◆ GOAL OF THE EXERCISE:
Start at the first record below and retype through the last, exactly.

◆ SOURCE MATERIAL:
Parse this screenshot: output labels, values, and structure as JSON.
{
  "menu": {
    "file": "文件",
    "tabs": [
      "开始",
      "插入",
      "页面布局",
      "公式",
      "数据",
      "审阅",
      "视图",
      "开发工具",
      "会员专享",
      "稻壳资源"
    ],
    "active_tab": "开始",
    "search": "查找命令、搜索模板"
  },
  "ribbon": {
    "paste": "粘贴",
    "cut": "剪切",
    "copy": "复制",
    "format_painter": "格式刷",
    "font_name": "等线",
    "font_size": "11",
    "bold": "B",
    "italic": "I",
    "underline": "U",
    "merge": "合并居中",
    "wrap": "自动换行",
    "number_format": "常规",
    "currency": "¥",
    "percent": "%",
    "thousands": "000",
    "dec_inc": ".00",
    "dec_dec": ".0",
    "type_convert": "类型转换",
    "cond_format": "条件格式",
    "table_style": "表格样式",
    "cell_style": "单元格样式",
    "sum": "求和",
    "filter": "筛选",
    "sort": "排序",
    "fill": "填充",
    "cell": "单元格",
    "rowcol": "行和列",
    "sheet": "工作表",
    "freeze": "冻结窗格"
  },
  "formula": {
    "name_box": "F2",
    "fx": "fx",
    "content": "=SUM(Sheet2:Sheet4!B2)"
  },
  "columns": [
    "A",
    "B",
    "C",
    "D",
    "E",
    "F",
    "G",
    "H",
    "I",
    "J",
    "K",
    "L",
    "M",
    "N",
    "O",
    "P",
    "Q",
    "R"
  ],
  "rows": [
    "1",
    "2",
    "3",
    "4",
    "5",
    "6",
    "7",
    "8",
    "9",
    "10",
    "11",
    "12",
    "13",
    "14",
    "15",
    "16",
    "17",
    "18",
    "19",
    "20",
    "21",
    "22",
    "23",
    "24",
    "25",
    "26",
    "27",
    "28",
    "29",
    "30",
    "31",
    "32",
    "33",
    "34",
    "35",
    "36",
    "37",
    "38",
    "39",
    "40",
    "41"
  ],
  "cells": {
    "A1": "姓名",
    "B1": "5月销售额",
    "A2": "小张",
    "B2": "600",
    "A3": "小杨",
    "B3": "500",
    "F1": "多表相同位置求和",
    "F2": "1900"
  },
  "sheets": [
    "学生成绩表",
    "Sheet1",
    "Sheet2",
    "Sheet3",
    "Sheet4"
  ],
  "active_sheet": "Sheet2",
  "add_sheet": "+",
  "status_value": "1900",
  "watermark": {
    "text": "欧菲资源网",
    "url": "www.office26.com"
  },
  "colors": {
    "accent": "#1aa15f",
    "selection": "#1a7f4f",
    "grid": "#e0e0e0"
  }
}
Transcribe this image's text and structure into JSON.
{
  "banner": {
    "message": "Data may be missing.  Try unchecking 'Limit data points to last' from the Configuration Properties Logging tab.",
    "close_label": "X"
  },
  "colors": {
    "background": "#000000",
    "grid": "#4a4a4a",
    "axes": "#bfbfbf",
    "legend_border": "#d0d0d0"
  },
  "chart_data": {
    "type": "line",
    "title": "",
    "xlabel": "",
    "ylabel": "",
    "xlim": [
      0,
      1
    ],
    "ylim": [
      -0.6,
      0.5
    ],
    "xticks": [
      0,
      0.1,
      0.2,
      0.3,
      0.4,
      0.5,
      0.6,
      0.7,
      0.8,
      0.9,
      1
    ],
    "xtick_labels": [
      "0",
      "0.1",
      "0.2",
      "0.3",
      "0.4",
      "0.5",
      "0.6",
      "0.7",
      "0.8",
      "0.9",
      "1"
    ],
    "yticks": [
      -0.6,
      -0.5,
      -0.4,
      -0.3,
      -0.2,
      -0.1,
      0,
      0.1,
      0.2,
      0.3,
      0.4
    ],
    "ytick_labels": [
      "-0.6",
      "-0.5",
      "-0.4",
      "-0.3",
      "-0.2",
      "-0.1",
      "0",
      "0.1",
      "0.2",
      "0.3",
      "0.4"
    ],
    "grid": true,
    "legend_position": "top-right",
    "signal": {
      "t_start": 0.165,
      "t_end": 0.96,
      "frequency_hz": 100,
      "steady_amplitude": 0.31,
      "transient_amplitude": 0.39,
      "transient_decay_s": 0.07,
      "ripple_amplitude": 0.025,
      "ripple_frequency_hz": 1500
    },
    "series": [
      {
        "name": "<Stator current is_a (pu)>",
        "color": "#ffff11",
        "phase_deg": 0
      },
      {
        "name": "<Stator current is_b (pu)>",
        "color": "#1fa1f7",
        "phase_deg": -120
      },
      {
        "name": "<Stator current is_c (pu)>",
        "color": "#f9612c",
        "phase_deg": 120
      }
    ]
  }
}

◆ WRITTEN REPLY:
Parse this screenshot: output labels, values, and structure as JSON.
{
  "menu": {
    "file": "文件",
    "tabs": [
      "开始",
      "插入",
      "页面布局",
      "公式",
      "数据",
      "审阅",
      "视图",
      "开发工具",
      "会员专享",
      "稻壳资源"
    ],
    "active_tab": "开始",
    "search": "查找命令、搜索模板"
  },
  "ribbon": {
    "paste": "粘贴",
    "cut": "剪切",
    "copy": "复制",
    "format_painter": "格式刷",
    "font_name": "等线",
    "font_size": "11",
    "bold": "B",
    "italic": "I",
    "underline": "U",
    "merge": "合并居中",
    "wrap": "自动换行",
    "number_format": "常规",
    "currency": "¥",
    "percent": "%",
    "thousands": "000",
    "dec_inc": ".00",
    "dec_dec": ".0",
    "type_convert": "类型转换",
    "cond_format": "条件格式",
    "table_style": "表格样式",
    "cell_style": "单元格样式",
    "sum": "求和",
    "filter": "筛选",
    "sort": "排序",
    "fill": "填充",
    "cell": "单元格",
    "rowcol": "行和列",
    "sheet": "工作表",
    "freeze": "冻结窗格"
  },
  "formula": {
    "name_box": "F2",
    "fx": "fx",
    "content": "=SUM(Sheet2:Sheet4!B2)"
  },
  "columns": [
    "A",
    "B",
    "C",
    "D",
    "E",
    "F",
    "G",
    "H",
    "I",
    "J",
    "K",
    "L",
    "M",
    "N",
    "O",
    "P",
    "Q",
    "R"
  ],
  "rows": [
    "1",
    "2",
    "3",
    "4",
    "5",
    "6",
    "7",
    "8",
    "9",
    "10",
    "11",
    "12",
    "13",
    "14",
    "15",
    "16",
    "17",
    "18",
    "19",
    "20",
    "21",
    "22",
    "23",
    "24",
    "25",
    "26",
    "27",
    "28",
    "29",
    "30",
    "31",
    "32",
    "33",
    "34",
    "35",
    "36",
    "37",
    "38",
    "39",
    "40",
    "41"
  ],
  "cells": {
    "A1": "姓名",
    "B1": "5月销售额",
    "A2": "小张",
    "B2": "600",
    "A3": "小杨",
    "B3": "500",
    "F1": "多表相同位置求和",
    "F2": "1900"
  },
  "sheets": [
    "学生成绩表",
    "Sheet1",
    "Sheet2",
    "Sheet3",
    "Sheet4"
  ],
  "active_sheet": "Sheet2",
  "add_sheet": "+",
  "status_value": "1900",
  "watermark": {
    "text": "欧菲资源网",
    "url": "www.office26.com"
  },
  "colors": {
    "accent": "#1aa15f",
    "selection": "#1a7f4f",
    "grid": "#e0e0e0"
  }
}
Transcribe this image's text and structure into JSON.
{
  "banner": {
    "message": "Data may be missing.  Try unchecking 'Limit data points to last' from the Configuration Properties Logging tab.",
    "close_label": "X"
  },
  "colors": {
    "background": "#000000",
    "grid": "#4a4a4a",
    "axes": "#bfbfbf",
    "legend_border": "#d0d0d0"
  },
  "chart_data": {
    "type": "line",
    "title": "",
    "xlabel": "",
    "ylabel": "",
    "xlim": [
      0,
      1
    ],
    "ylim": [
      -0.6,
      0.5
    ],
    "xticks": [
      0,
      0.1,
      0.2,
      0.3,
      0.4,
      0.5,
      0.6,
      0.7,
      0.8,
      0.9,
      1
    ],
    "xtick_labels": [
      "0",
      "0.1",
      "0.2",
      "0.3",
      "0.4",
      "0.5",
      "0.6",
      "0.7",
      "0.8",
      "0.9",
      "1"
    ],
    "yticks": [
      -0.6,
      -0.5,
      -0.4,
      -0.3,
      -0.2,
      -0.1,
      0,
      0.1,
      0.2,
      0.3,
      0.4
    ],
    "ytick_labels": [
      "-0.6",
      "-0.5",
      "-0.4",
      "-0.3",
      "-0.2",
      "-0.1",
      "0",
      "0.1",
      "0.2",
      "0.3",
      "0.4"
    ],
    "grid": true,
    "legend_position": "top-right",
    "signal": {
      "t_start": 0.165,
      "t_end": 0.96,
      "frequency_hz": 100,
      "steady_amplitude": 0.31,
      "transient_amplitude": 0.39,
      "transient_decay_s": 0.07,
      "ripple_amplitude": 0.025,
      "ripple_frequency_hz": 1500
    },
    "series": [
      {
        "name": "<Stator current is_a (pu)>",
        "color": "#ffff11",
        "phase_deg": 0
      },
      {
        "name": "<Stator current is_b (pu)>",
        "color": "#1fa1f7",
        "phase_deg": -120
      },
      {
        "name": "<Stator current is_c (pu)>",
        "color": "#f9612c",
        "phase_deg": 120
      }
    ]
  }
}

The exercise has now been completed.